This year, after successes such as “Marriage Story”, “Roma” or “The Other Side of the Wind”, Paolo Sorrentino’s new film “The Hand of God” can be seen as a world premiere in the competition. In addition, Venice is showing “The Power of the Dog” (with Kirsten Dunst and Benedict Cumberbatch), the new work by Jane Campion, the woman who was the first to win the Golden Palm for “Das Piano” in 1992. So Netflix deliberately invests in film art.

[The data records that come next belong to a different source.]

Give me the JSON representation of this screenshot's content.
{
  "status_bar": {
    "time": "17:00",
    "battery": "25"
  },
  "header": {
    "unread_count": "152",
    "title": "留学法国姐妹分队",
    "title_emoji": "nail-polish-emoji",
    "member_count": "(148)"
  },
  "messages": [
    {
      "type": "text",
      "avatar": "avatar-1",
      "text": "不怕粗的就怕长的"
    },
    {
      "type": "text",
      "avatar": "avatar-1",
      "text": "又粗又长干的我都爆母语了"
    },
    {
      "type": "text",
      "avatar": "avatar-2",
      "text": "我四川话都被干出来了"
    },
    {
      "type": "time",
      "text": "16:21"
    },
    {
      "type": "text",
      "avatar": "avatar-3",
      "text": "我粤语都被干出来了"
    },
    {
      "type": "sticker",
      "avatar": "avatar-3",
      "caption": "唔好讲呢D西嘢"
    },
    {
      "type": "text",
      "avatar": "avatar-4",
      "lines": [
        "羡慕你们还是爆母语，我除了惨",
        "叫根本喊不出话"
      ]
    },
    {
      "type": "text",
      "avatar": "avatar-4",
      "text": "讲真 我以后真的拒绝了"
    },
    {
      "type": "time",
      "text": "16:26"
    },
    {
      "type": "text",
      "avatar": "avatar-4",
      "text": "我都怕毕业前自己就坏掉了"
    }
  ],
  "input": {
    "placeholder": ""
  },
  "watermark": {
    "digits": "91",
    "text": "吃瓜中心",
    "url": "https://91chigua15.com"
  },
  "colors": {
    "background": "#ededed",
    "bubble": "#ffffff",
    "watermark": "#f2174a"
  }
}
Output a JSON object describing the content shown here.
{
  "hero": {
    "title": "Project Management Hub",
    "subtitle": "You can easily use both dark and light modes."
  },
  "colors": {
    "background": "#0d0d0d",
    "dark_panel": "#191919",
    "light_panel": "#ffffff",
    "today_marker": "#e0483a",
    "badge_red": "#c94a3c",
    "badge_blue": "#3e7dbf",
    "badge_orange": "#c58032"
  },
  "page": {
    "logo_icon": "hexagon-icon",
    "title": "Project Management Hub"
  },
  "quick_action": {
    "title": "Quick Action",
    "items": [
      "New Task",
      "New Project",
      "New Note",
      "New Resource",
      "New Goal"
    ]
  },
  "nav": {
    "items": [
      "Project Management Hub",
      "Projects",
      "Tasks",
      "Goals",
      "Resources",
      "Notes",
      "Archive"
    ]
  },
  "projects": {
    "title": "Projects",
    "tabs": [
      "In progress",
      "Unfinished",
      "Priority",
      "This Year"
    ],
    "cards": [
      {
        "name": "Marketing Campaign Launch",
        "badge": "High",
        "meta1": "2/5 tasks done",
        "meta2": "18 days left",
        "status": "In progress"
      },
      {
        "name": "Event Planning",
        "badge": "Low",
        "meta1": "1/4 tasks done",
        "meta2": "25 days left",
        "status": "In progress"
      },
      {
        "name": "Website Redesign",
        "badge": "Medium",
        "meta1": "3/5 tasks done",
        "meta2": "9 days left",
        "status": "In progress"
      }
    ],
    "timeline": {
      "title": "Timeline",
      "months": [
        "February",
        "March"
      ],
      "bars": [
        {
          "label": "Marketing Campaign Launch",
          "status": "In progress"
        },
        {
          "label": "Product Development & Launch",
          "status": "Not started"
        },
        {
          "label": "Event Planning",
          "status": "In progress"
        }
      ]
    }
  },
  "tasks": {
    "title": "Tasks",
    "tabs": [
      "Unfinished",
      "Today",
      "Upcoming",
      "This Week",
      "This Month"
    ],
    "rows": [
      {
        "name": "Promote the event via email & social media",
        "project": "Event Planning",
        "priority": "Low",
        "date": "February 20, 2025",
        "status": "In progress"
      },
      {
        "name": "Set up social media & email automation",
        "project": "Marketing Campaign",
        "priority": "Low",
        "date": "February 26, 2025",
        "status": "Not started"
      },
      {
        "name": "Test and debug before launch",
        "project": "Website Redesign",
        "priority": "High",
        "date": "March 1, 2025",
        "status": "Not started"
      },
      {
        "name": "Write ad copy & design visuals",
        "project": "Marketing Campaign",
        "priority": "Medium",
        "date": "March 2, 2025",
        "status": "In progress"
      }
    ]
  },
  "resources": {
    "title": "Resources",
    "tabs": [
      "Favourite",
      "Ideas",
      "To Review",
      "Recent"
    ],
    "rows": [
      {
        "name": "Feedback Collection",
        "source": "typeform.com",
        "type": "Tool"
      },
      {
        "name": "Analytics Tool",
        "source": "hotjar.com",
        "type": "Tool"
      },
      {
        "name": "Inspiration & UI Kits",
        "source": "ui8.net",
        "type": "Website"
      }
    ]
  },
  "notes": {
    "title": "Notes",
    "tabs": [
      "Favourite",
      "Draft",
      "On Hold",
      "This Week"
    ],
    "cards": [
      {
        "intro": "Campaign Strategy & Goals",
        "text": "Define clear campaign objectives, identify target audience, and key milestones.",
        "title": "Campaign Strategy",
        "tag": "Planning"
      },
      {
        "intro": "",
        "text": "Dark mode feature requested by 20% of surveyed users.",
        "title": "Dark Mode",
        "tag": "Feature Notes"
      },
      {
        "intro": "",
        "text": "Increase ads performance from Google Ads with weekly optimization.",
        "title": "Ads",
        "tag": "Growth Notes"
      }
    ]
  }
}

In general, the great filmmakers are lined up close together: Pedro Almodovar kicks off with “Madres Paralelas” with Penelope Cruz and opens the film show on Wednesday evening. “The Card Counter” with Oscar Isaac is Paul Schrader’s new film, which is shown in the competition here as well as Mario Martone’s “Qui rido io”, Maggie Gyllenhaal’s directorial debut “The Lost Daughter” with Dakota Johnson and Olivia Colman or Pablo Larrain’s “Spencer”, the story of Lady Diana, played by Kristen Stewart in this biopic. “Spencer” is one of the most hyped titles on the Lido because Larrain already presented his acclaimed biopic about Jackie Kennedy with Natalie Portman here in 2016; his Diana portrait is likely to be set beyond the well-trodden royal clichés.
The big US studios are also returning to the Lido after the Corona break last year: Warner shows “Dune” with Timothee Chalamet and Zendaya, Ridley Scott comes with “The Last Duel”, in which Matt Damon and Ben Affleck are not only play the main roles, but also take responsibility for the script, just like in the Oscar-winning times of “Good Will Hunting”.
And everything starts all over again
So there will be a lot going on at the Lido of Venice, despite the increasing corona numbers. Alberto Barbera recently compared the situation with the film “Groundhog Day” – once you believe the pandemic has been overcome, and then everything starts all over again. However, they made a conscious decision to hold the festival under strict security precautions, as in the previous year: “We will do this again with calculated caution and” slowly hurry up “, as the great Emperor Augustus put it,” says Barbera. “That means without hesitation, but with caution. And without losing courage. We are aware of the responsibility that awaits us.”
Alberto Barbera hopes that the optimism that will be the defining feeling among visitors to Venice Lido for the next eleven days. “We want to look to the future of cinema with renewed confidence.”